** Task instructions **
In the data below, find every line with the word "device" and copy it.

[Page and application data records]
= = = = = = =

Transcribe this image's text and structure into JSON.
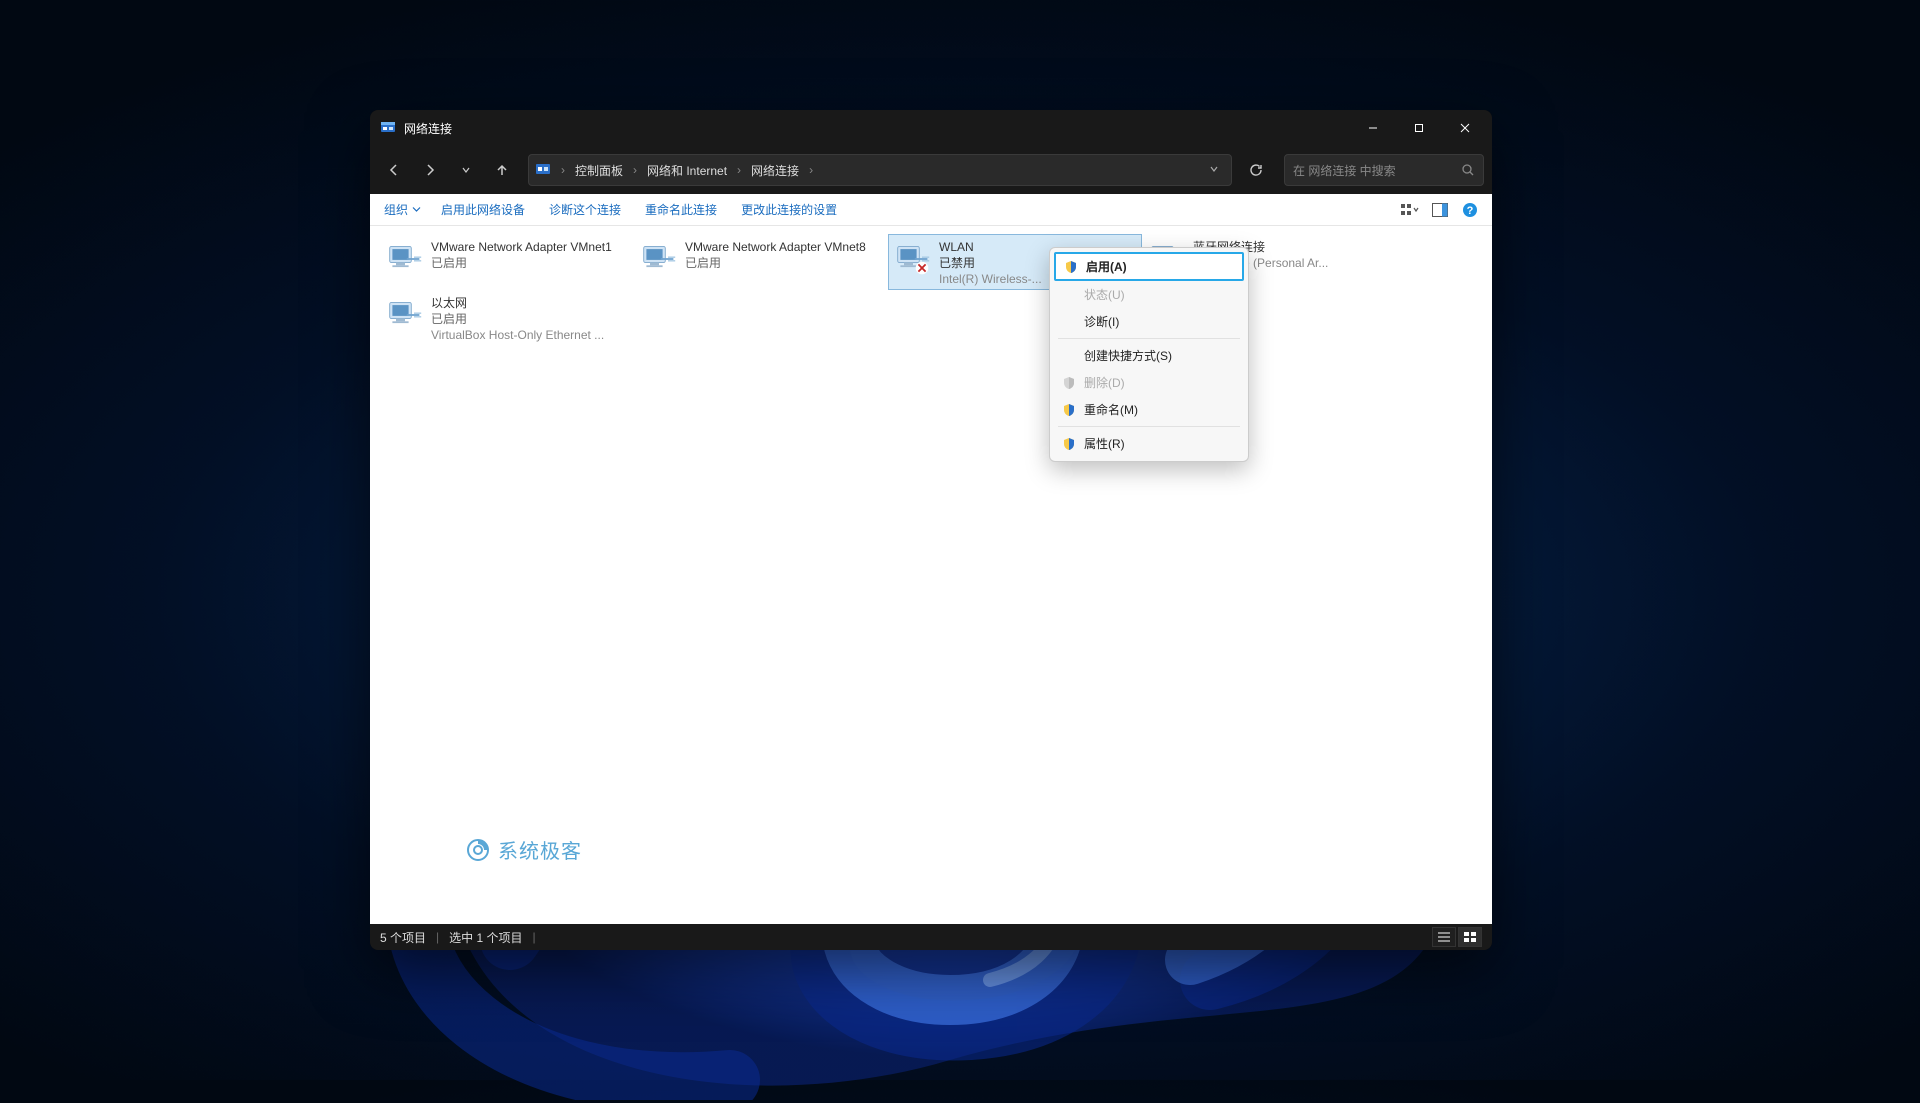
{
  "window": {
    "title": "网络连接"
  },
  "breadcrumbs": {
    "root": "控制面板",
    "mid": "网络和 Internet",
    "leaf": "网络连接"
  },
  "search": {
    "placeholder": "在 网络连接 中搜索"
  },
  "toolbar": {
    "organize": "组织",
    "items": [
      "启用此网络设备",
      "诊断这个连接",
      "重命名此连接",
      "更改此连接的设置"
    ]
  },
  "adapters": [
    {
      "name": "VMware Network Adapter VMnet1",
      "status": "已启用",
      "device": "",
      "state": "enabled"
    },
    {
      "name": "VMware Network Adapter VMnet8",
      "status": "已启用",
      "device": "",
      "state": "enabled"
    },
    {
      "name": "WLAN",
      "status": "已禁用",
      "device": "Intel(R) Wireless-...",
      "state": "disabled",
      "selected": true
    },
    {
      "name": "蓝牙网络连接",
      "status": "",
      "device": "...h Device (Personal Ar...",
      "state": "enabled"
    },
    {
      "name": "以太网",
      "status": "已启用",
      "device": "VirtualBox Host-Only Ethernet ...",
      "state": "enabled"
    }
  ],
  "context_menu": [
    {
      "label": "启用(A)",
      "shield": true,
      "highlight": true
    },
    {
      "label": "状态(U)",
      "disabled": true
    },
    {
      "label": "诊断(I)"
    },
    {
      "sep": true
    },
    {
      "label": "创建快捷方式(S)"
    },
    {
      "label": "删除(D)",
      "shield": true,
      "disabled": true
    },
    {
      "label": "重命名(M)",
      "shield": true
    },
    {
      "sep": true
    },
    {
      "label": "属性(R)",
      "shield": true
    }
  ],
  "statusbar": {
    "count": "5 个项目",
    "selection": "选中 1 个项目"
  },
  "watermark": "系统极客"
}
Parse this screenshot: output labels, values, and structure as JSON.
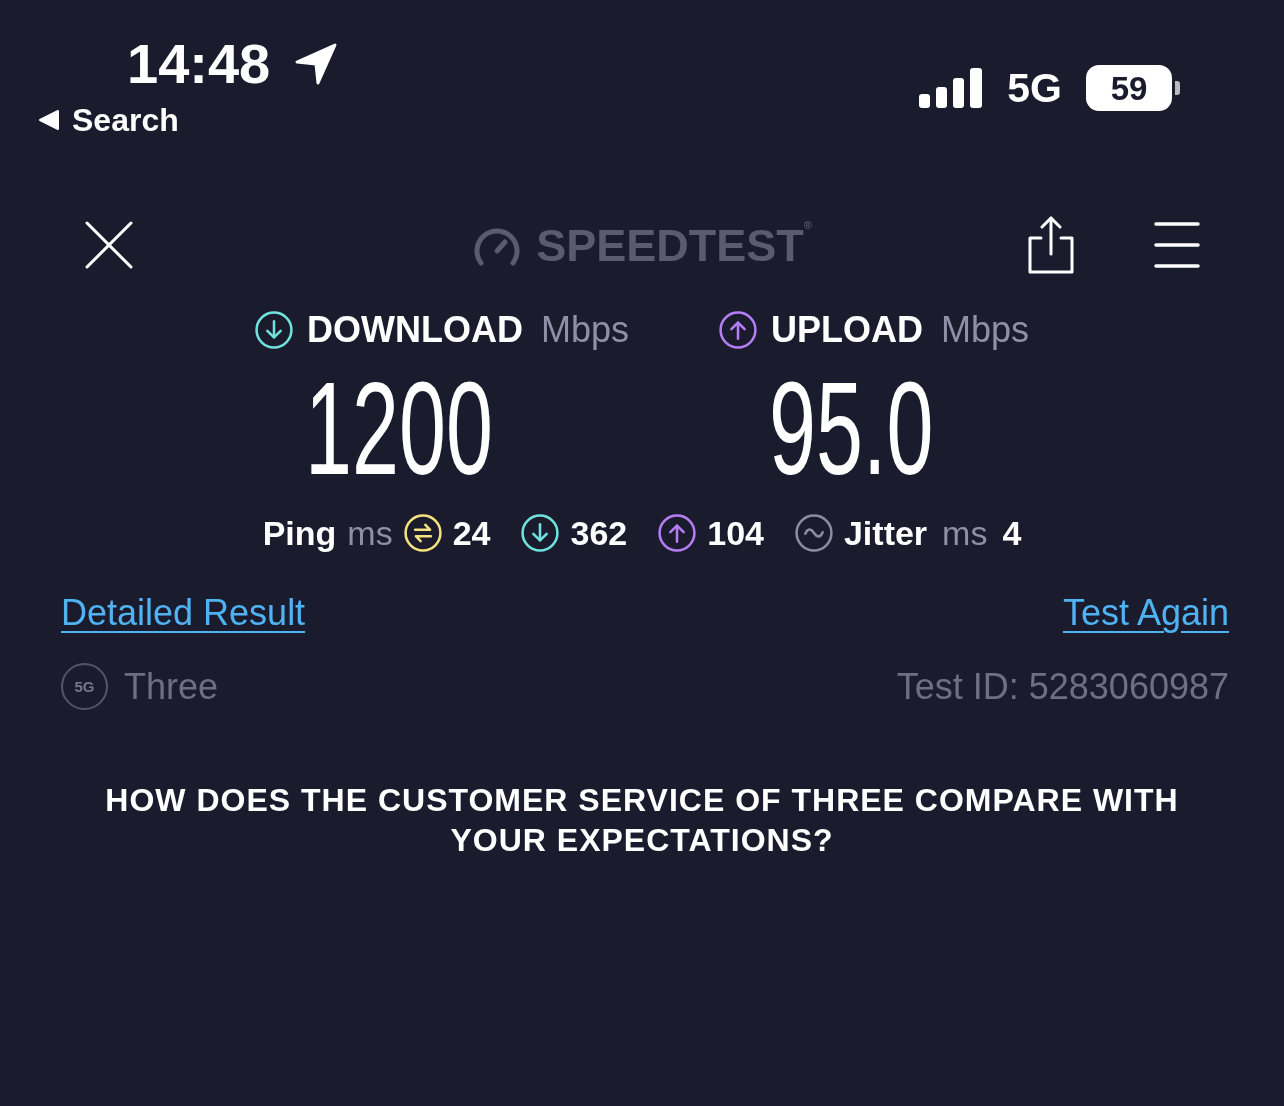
{
  "status_bar": {
    "time": "14:48",
    "back_label": "Search",
    "network": "5G",
    "battery": "59"
  },
  "header": {
    "logo": "SPEEDTEST$^{®}$"
  },
  "results": [
    {
      "kind": "download",
      "label": "DOWNLOAD",
      "unit": "Mbps",
      "value": "1200",
      "color": "#6fe3dc"
    },
    {
      "kind": "upload",
      "label": "UPLOAD",
      "unit": "Mbps",
      "value": "95.0",
      "color": "#b57ef5"
    }
  ],
  "ping": {
    "label": "Ping",
    "unit": "ms",
    "items": [
      {
        "kind": "idle",
        "value": "24",
        "color": "#f3e27d"
      },
      {
        "kind": "download",
        "value": "362",
        "color": "#6fe3dc"
      },
      {
        "kind": "upload",
        "value": "104",
        "color": "#b57ef5"
      }
    ]
  },
  "jitter": {
    "label": "Jitter",
    "unit": "ms",
    "value": "4",
    "color": "#8c8c9c"
  },
  "links": [
    {
      "label": "Detailed Result"
    },
    {
      "label": "Test Again"
    }
  ],
  "provider": {
    "badge": "5G",
    "name": "Three",
    "test_id": "Test ID: 5283060987"
  },
  "question": "HOW DOES THE CUSTOMER SERVICE OF THREE COMPARE WITH YOUR EXPECTATIONS?"
}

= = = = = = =

** Answer space **
      "device": "",
      "device": "",
      "device": "Intel(R) Wireless-...",
      "device": "...h Device (Personal Ar...",
      "device": "VirtualBox Host-Only Ethernet ...",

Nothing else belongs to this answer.